RECORDS:
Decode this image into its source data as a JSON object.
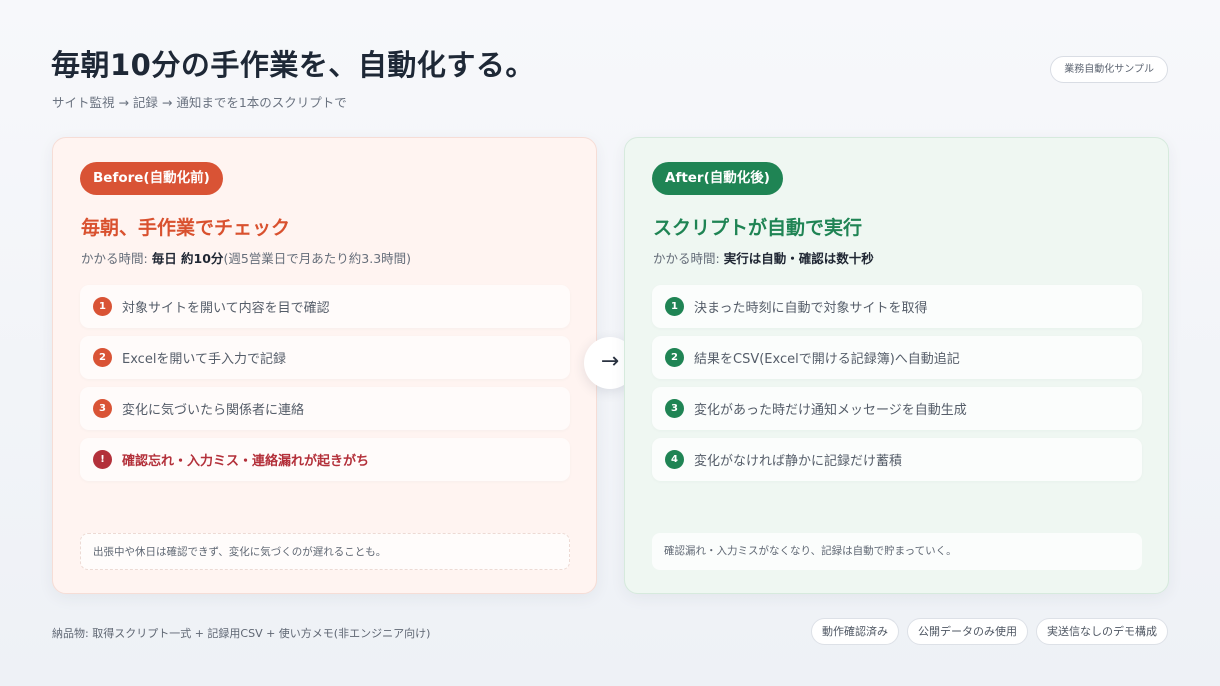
{
  "header": {
    "title": "毎朝10分の手作業を、自動化する。",
    "subtitle": "サイト監視 → 記録 → 通知までを1本のスクリプトで",
    "tag": "業務自動化サンプル"
  },
  "before": {
    "badge": "Before(自動化前)",
    "heading": "毎朝、手作業でチェック",
    "time_label": "かかる時間: ",
    "time_value": "毎日 約10分",
    "time_note": "(週5営業日で月あたり約3.3時間)",
    "steps": [
      {
        "num": "1",
        "text": "対象サイトを開いて内容を目で確認"
      },
      {
        "num": "2",
        "text": "Excelを開いて手入力で記録"
      },
      {
        "num": "3",
        "text": "変化に気づいたら関係者に連絡"
      },
      {
        "num": "!",
        "text": "確認忘れ・入力ミス・連絡漏れが起きがち"
      }
    ],
    "note": "出張中や休日は確認できず、変化に気づくのが遅れることも。"
  },
  "arrow": "→",
  "after": {
    "badge": "After(自動化後)",
    "heading": "スクリプトが自動で実行",
    "time_label": "かかる時間: ",
    "time_value": "実行は自動・確認は数十秒",
    "steps": [
      {
        "num": "1",
        "text": "決まった時刻に自動で対象サイトを取得"
      },
      {
        "num": "2",
        "text": "結果をCSV(Excelで開ける記録簿)へ自動追記"
      },
      {
        "num": "3",
        "text": "変化があった時だけ通知メッセージを自動生成"
      },
      {
        "num": "4",
        "text": "変化がなければ静かに記録だけ蓄積"
      }
    ],
    "note": "確認漏れ・入力ミスがなくなり、記録は自動で貯まっていく。"
  },
  "footer": {
    "deliverables": "納品物: 取得スクリプト一式 + 記録用CSV + 使い方メモ(非エンジニア向け)",
    "tags": [
      "動作確認済み",
      "公開データのみ使用",
      "実送信なしのデモ構成"
    ]
  },
  "colors": {
    "before_accent": "#d95335",
    "after_accent": "#1f8454",
    "warning": "#b3303a"
  }
}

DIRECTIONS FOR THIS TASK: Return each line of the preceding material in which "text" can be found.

SOLUTION FOR THIS TASK:
        "text": "対象サイトを開いて内容を目で確認"
        "text": "Excelを開いて手入力で記録"
        "text": "変化に気づいたら関係者に連絡"
        "text": "確認忘れ・入力ミス・連絡漏れが起きがち"
        "text": "決まった時刻に自動で対象サイトを取得"
        "text": "結果をCSV(Excelで開ける記録簿)へ自動追記"
        "text": "変化があった時だけ通知メッセージを自動生成"
        "text": "変化がなければ静かに記録だけ蓄積"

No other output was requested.